THE DATA:
———

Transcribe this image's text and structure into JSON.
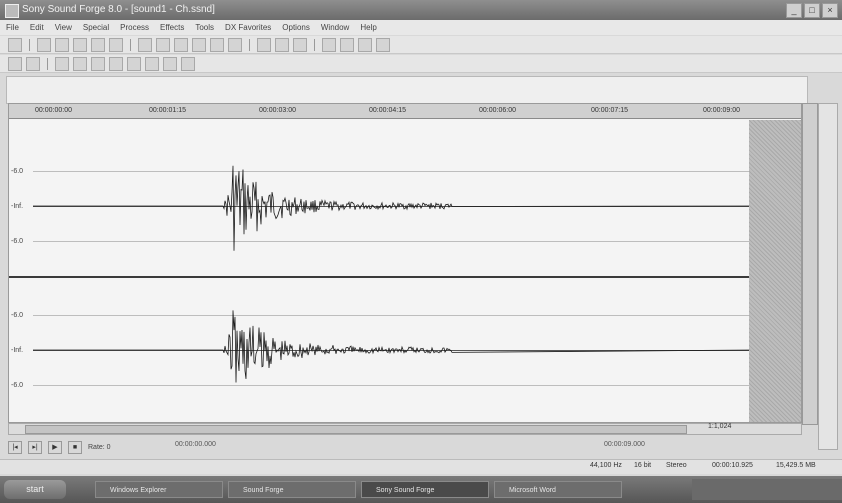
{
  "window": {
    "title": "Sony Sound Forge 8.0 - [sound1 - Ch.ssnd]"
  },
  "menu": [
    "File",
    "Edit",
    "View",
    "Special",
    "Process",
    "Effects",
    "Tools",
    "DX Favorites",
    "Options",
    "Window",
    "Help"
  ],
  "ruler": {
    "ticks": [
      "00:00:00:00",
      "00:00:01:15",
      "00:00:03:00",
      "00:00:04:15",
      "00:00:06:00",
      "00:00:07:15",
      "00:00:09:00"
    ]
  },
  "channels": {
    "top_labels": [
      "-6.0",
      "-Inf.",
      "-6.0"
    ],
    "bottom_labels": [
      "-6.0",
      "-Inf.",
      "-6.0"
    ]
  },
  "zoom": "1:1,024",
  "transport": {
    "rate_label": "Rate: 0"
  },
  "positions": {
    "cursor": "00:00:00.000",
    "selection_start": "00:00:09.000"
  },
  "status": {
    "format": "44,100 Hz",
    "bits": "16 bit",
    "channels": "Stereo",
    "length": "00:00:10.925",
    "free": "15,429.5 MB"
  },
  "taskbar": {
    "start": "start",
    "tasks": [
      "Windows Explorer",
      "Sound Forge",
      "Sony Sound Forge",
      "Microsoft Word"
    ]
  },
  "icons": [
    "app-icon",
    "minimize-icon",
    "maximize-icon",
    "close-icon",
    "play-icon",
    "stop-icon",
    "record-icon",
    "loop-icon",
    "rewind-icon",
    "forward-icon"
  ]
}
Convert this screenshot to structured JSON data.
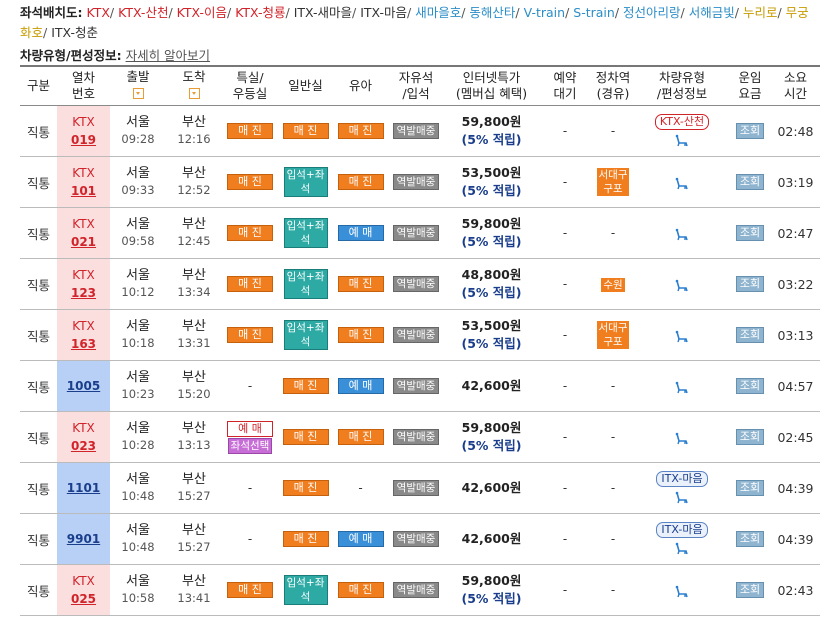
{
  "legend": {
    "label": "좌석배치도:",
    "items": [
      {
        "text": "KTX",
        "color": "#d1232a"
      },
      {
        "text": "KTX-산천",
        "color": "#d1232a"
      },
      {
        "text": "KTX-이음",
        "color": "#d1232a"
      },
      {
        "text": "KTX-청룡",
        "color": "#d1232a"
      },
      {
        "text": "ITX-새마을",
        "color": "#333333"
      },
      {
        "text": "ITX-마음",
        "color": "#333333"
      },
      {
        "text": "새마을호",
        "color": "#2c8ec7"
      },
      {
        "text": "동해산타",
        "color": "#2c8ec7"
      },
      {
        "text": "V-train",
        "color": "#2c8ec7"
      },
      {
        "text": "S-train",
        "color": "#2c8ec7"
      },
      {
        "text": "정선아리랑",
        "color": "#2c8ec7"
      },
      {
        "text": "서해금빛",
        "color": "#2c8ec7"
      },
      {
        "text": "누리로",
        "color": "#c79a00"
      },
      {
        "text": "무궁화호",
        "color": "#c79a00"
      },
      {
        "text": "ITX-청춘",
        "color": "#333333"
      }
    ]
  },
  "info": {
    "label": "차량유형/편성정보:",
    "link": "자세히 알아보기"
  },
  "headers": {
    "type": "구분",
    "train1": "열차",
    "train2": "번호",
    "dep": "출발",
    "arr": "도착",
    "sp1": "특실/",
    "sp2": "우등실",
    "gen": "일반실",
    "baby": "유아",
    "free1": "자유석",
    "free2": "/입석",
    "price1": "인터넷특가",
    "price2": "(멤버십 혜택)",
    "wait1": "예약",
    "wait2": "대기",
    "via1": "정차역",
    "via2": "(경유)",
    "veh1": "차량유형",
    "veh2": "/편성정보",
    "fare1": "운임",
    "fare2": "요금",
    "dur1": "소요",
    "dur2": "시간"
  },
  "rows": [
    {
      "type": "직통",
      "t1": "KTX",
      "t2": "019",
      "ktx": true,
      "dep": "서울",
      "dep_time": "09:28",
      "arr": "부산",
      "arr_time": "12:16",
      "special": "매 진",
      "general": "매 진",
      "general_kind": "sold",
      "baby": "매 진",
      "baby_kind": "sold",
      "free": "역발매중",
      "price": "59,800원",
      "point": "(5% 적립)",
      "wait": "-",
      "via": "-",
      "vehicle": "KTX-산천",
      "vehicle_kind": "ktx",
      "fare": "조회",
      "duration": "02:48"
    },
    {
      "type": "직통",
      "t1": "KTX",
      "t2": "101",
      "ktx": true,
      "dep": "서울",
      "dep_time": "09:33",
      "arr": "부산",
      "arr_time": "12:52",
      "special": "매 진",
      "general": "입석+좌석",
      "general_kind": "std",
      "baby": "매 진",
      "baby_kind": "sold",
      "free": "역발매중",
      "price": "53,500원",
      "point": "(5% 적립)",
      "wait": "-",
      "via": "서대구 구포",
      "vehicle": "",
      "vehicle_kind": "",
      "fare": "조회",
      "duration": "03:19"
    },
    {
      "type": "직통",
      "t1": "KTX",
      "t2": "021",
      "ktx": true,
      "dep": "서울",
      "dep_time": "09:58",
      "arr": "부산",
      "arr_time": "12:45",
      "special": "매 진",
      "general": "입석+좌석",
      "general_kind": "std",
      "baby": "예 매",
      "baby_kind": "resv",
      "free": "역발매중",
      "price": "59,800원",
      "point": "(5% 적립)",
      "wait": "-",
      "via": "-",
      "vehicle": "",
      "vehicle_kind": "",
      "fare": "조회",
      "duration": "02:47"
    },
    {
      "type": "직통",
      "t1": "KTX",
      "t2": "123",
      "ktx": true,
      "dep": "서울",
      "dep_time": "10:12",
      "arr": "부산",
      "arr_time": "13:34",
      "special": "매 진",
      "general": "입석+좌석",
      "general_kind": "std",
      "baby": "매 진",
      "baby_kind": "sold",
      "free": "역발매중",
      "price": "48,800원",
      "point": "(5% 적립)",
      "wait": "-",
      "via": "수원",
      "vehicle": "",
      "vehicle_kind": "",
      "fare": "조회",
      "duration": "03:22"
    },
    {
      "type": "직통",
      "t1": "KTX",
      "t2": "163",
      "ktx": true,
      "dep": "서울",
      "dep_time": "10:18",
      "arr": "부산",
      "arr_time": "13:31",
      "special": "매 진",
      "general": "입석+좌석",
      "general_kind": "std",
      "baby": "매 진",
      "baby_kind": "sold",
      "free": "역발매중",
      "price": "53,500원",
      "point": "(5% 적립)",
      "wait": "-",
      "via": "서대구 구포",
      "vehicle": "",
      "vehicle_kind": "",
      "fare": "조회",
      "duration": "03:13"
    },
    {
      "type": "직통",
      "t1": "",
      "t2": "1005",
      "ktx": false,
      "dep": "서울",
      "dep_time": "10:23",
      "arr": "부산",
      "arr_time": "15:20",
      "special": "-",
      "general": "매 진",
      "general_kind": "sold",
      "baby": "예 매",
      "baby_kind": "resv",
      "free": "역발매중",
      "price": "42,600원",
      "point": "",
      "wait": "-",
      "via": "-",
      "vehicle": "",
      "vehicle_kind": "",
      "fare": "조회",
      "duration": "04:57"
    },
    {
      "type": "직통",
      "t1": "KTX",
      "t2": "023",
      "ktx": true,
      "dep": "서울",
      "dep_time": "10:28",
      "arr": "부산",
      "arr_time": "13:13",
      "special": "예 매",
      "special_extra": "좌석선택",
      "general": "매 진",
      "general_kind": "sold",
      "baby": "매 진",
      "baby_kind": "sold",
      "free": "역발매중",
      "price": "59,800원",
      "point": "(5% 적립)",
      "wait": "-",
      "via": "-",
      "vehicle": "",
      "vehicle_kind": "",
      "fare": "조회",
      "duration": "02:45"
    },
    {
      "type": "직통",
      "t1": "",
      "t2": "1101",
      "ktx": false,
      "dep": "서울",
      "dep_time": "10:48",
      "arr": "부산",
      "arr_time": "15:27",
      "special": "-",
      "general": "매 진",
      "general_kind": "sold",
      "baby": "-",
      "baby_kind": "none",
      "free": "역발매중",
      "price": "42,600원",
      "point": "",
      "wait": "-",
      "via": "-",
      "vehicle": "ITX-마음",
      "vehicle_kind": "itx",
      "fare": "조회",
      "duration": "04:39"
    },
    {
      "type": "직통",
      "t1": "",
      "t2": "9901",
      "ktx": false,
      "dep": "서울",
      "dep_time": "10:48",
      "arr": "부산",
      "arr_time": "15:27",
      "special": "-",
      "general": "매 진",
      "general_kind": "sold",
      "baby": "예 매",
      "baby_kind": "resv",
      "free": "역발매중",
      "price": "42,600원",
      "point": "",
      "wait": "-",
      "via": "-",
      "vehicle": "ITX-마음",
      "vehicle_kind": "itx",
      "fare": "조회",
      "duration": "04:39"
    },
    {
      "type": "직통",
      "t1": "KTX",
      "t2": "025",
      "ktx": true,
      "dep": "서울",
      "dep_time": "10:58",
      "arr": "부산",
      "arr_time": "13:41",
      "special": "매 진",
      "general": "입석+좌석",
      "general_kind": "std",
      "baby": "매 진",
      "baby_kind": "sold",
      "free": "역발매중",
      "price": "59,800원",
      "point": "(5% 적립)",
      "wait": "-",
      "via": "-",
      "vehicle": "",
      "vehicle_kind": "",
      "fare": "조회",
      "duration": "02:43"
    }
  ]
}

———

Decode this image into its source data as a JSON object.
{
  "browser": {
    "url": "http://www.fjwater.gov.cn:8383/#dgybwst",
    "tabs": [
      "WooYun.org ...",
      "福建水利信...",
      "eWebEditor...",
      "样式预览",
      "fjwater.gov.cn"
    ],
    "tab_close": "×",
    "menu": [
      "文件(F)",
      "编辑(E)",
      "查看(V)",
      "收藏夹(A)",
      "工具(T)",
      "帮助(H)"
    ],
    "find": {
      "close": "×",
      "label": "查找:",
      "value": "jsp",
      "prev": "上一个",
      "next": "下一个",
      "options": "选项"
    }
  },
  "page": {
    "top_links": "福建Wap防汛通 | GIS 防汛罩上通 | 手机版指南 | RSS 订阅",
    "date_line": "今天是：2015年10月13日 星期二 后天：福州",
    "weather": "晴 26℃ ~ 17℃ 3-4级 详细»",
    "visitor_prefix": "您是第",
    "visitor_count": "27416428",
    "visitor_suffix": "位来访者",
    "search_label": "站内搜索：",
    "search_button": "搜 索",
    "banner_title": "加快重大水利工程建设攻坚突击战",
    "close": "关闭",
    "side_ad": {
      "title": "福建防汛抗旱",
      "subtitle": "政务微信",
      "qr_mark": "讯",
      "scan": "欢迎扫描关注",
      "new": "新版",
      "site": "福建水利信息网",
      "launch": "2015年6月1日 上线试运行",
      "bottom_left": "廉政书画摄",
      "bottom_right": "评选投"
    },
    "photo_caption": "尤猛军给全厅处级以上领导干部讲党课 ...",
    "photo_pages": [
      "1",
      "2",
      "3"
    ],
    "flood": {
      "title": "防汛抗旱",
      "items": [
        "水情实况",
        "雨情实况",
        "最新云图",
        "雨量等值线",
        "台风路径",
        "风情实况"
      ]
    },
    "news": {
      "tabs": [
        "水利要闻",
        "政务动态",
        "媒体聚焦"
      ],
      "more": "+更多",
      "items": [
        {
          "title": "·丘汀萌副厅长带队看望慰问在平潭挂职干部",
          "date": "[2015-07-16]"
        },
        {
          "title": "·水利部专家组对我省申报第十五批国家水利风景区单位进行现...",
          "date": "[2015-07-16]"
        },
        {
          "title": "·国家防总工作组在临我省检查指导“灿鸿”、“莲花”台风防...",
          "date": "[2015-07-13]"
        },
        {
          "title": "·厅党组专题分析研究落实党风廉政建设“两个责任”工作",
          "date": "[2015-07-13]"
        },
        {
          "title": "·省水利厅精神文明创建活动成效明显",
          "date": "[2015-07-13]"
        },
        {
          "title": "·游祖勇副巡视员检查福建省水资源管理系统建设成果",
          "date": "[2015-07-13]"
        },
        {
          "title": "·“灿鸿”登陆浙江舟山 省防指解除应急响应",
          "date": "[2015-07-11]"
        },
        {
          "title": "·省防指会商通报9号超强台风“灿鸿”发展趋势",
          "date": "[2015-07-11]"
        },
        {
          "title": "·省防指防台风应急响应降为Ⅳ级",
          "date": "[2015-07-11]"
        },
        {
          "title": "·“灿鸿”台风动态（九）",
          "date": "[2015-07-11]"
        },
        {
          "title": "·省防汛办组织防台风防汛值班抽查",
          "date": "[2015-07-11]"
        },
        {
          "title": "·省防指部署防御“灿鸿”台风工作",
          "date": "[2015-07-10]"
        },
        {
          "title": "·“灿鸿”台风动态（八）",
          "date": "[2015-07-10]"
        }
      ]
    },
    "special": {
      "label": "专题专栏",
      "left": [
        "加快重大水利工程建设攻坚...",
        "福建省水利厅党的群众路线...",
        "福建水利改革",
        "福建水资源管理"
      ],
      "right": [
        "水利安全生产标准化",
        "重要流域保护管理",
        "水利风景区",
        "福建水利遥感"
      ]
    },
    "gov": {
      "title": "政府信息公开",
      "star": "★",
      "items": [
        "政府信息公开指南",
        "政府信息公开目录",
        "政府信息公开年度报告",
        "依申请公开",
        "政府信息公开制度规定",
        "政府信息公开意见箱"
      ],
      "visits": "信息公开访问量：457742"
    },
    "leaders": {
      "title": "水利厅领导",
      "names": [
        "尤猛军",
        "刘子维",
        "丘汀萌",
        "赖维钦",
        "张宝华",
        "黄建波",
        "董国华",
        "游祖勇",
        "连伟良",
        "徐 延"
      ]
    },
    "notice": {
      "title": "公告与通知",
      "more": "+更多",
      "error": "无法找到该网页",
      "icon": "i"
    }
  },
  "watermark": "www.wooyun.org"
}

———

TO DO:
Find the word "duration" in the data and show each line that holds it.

TASK RESPONSE:
      "duration": "02:48"
      "duration": "03:19"
      "duration": "02:47"
      "duration": "03:22"
      "duration": "03:13"
      "duration": "04:57"
      "duration": "02:45"
      "duration": "04:39"
      "duration": "04:39"
      "duration": "02:43"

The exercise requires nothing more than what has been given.